#### Task to complete
Everything in the listing should be restated word for word.

#### Provided material
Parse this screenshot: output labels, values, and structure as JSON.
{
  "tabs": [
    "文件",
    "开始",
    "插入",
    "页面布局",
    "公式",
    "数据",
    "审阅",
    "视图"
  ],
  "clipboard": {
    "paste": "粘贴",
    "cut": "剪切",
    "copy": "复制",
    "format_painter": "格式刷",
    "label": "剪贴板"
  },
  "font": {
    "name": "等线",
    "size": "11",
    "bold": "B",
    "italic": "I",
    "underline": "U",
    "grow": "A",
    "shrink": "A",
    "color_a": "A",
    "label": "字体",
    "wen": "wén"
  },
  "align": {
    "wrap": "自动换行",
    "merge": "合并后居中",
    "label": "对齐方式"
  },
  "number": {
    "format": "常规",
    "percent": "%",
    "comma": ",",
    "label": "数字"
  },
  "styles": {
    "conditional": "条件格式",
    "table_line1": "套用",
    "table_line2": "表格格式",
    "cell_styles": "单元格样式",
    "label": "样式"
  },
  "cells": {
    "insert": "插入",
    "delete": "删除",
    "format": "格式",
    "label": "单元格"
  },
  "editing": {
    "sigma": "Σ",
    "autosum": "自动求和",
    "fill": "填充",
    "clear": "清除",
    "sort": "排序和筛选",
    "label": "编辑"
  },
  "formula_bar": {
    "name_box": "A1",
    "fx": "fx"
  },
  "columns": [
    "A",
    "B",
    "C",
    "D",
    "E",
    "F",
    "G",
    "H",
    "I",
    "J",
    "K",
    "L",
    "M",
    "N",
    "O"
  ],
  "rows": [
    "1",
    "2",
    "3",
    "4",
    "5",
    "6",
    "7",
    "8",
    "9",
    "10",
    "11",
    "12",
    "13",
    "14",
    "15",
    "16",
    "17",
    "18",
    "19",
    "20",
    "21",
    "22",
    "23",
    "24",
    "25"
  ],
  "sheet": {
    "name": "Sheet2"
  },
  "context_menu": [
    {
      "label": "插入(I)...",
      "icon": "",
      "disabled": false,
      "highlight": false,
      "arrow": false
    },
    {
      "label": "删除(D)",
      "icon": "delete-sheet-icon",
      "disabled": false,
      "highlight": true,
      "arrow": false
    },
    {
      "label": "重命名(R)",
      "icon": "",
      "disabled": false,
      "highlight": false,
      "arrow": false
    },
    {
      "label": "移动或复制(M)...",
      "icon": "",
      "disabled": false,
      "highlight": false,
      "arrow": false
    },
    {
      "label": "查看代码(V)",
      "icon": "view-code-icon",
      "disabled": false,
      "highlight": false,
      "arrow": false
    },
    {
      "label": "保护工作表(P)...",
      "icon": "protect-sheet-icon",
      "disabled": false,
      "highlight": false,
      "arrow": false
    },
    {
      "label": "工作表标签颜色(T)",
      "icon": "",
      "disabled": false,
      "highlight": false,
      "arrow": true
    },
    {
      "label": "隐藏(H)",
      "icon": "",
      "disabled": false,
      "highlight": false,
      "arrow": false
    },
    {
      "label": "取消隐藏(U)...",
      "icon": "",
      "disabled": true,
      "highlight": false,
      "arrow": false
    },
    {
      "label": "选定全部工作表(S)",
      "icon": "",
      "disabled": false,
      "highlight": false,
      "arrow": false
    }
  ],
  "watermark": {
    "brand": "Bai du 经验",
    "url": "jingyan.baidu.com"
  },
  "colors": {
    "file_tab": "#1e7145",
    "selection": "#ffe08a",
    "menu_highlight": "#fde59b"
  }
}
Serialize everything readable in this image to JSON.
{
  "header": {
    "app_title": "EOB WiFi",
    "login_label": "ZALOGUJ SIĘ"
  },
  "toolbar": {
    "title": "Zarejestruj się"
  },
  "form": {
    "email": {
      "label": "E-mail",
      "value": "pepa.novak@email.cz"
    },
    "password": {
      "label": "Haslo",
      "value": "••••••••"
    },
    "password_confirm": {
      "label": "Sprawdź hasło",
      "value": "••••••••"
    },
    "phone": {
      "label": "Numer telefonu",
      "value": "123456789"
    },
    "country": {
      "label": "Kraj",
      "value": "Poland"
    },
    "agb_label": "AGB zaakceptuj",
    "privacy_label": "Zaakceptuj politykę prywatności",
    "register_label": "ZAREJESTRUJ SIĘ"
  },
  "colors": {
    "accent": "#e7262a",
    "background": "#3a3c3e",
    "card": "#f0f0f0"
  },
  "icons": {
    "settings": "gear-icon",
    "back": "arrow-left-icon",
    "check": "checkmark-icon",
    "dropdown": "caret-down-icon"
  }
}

#### Output below
Parse this screenshot: output labels, values, and structure as JSON.
{
  "tabs": [
    "文件",
    "开始",
    "插入",
    "页面布局",
    "公式",
    "数据",
    "审阅",
    "视图"
  ],
  "clipboard": {
    "paste": "粘贴",
    "cut": "剪切",
    "copy": "复制",
    "format_painter": "格式刷",
    "label": "剪贴板"
  },
  "font": {
    "name": "等线",
    "size": "11",
    "bold": "B",
    "italic": "I",
    "underline": "U",
    "grow": "A",
    "shrink": "A",
    "color_a": "A",
    "label": "字体",
    "wen": "wén"
  },
  "align": {
    "wrap": "自动换行",
    "merge": "合并后居中",
    "label": "对齐方式"
  },
  "number": {
    "format": "常规",
    "percent": "%",
    "comma": ",",
    "label": "数字"
  },
  "styles": {
    "conditional": "条件格式",
    "table_line1": "套用",
    "table_line2": "表格格式",
    "cell_styles": "单元格样式",
    "label": "样式"
  },
  "cells": {
    "insert": "插入",
    "delete": "删除",
    "format": "格式",
    "label": "单元格"
  },
  "editing": {
    "sigma": "Σ",
    "autosum": "自动求和",
    "fill": "填充",
    "clear": "清除",
    "sort": "排序和筛选",
    "label": "编辑"
  },
  "formula_bar": {
    "name_box": "A1",
    "fx": "fx"
  },
  "columns": [
    "A",
    "B",
    "C",
    "D",
    "E",
    "F",
    "G",
    "H",
    "I",
    "J",
    "K",
    "L",
    "M",
    "N",
    "O"
  ],
  "rows": [
    "1",
    "2",
    "3",
    "4",
    "5",
    "6",
    "7",
    "8",
    "9",
    "10",
    "11",
    "12",
    "13",
    "14",
    "15",
    "16",
    "17",
    "18",
    "19",
    "20",
    "21",
    "22",
    "23",
    "24",
    "25"
  ],
  "sheet": {
    "name": "Sheet2"
  },
  "context_menu": [
    {
      "label": "插入(I)...",
      "icon": "",
      "disabled": false,
      "highlight": false,
      "arrow": false
    },
    {
      "label": "删除(D)",
      "icon": "delete-sheet-icon",
      "disabled": false,
      "highlight": true,
      "arrow": false
    },
    {
      "label": "重命名(R)",
      "icon": "",
      "disabled": false,
      "highlight": false,
      "arrow": false
    },
    {
      "label": "移动或复制(M)...",
      "icon": "",
      "disabled": false,
      "highlight": false,
      "arrow": false
    },
    {
      "label": "查看代码(V)",
      "icon": "view-code-icon",
      "disabled": false,
      "highlight": false,
      "arrow": false
    },
    {
      "label": "保护工作表(P)...",
      "icon": "protect-sheet-icon",
      "disabled": false,
      "highlight": false,
      "arrow": false
    },
    {
      "label": "工作表标签颜色(T)",
      "icon": "",
      "disabled": false,
      "highlight": false,
      "arrow": true
    },
    {
      "label": "隐藏(H)",
      "icon": "",
      "disabled": false,
      "highlight": false,
      "arrow": false
    },
    {
      "label": "取消隐藏(U)...",
      "icon": "",
      "disabled": true,
      "highlight": false,
      "arrow": false
    },
    {
      "label": "选定全部工作表(S)",
      "icon": "",
      "disabled": false,
      "highlight": false,
      "arrow": false
    }
  ],
  "watermark": {
    "brand": "Bai du 经验",
    "url": "jingyan.baidu.com"
  },
  "colors": {
    "file_tab": "#1e7145",
    "selection": "#ffe08a",
    "menu_highlight": "#fde59b"
  }
}
Serialize everything readable in this image to JSON.
{
  "header": {
    "app_title": "EOB WiFi",
    "login_label": "ZALOGUJ SIĘ"
  },
  "toolbar": {
    "title": "Zarejestruj się"
  },
  "form": {
    "email": {
      "label": "E-mail",
      "value": "pepa.novak@email.cz"
    },
    "password": {
      "label": "Haslo",
      "value": "••••••••"
    },
    "password_confirm": {
      "label": "Sprawdź hasło",
      "value": "••••••••"
    },
    "phone": {
      "label": "Numer telefonu",
      "value": "123456789"
    },
    "country": {
      "label": "Kraj",
      "value": "Poland"
    },
    "agb_label": "AGB zaakceptuj",
    "privacy_label": "Zaakceptuj politykę prywatności",
    "register_label": "ZAREJESTRUJ SIĘ"
  },
  "colors": {
    "accent": "#e7262a",
    "background": "#3a3c3e",
    "card": "#f0f0f0"
  },
  "icons": {
    "settings": "gear-icon",
    "back": "arrow-left-icon",
    "check": "checkmark-icon",
    "dropdown": "caret-down-icon"
  }
}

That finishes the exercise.